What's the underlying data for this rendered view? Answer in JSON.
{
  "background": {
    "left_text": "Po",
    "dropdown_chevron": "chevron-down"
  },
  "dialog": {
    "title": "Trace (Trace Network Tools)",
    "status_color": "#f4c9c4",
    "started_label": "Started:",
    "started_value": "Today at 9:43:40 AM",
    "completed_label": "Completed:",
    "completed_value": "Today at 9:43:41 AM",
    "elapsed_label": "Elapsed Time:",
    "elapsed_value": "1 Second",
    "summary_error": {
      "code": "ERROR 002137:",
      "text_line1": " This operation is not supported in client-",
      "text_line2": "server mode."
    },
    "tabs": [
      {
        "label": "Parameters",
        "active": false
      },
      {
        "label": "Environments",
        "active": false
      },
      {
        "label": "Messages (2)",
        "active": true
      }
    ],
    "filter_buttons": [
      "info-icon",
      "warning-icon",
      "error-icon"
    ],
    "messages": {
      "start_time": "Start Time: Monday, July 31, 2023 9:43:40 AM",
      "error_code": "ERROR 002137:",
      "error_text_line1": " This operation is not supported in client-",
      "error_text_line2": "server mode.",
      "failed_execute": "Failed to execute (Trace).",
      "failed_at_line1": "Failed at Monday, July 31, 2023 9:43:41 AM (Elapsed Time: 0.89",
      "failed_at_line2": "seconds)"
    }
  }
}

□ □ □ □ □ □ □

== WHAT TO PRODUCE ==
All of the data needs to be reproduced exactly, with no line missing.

== RESULT OF THIS EXERCISE ==
What's the underlying data for this rendered view? Answer in JSON.
{
  "background": {
    "left_text": "Po",
    "dropdown_chevron": "chevron-down"
  },
  "dialog": {
    "title": "Trace (Trace Network Tools)",
    "status_color": "#f4c9c4",
    "started_label": "Started:",
    "started_value": "Today at 9:43:40 AM",
    "completed_label": "Completed:",
    "completed_value": "Today at 9:43:41 AM",
    "elapsed_label": "Elapsed Time:",
    "elapsed_value": "1 Second",
    "summary_error": {
      "code": "ERROR 002137:",
      "text_line1": " This operation is not supported in client-",
      "text_line2": "server mode."
    },
    "tabs": [
      {
        "label": "Parameters",
        "active": false
      },
      {
        "label": "Environments",
        "active": false
      },
      {
        "label": "Messages (2)",
        "active": true
      }
    ],
    "filter_buttons": [
      "info-icon",
      "warning-icon",
      "error-icon"
    ],
    "messages": {
      "start_time": "Start Time: Monday, July 31, 2023 9:43:40 AM",
      "error_code": "ERROR 002137:",
      "error_text_line1": " This operation is not supported in client-",
      "error_text_line2": "server mode.",
      "failed_execute": "Failed to execute (Trace).",
      "failed_at_line1": "Failed at Monday, July 31, 2023 9:43:41 AM (Elapsed Time: 0.89",
      "failed_at_line2": "seconds)"
    }
  }
}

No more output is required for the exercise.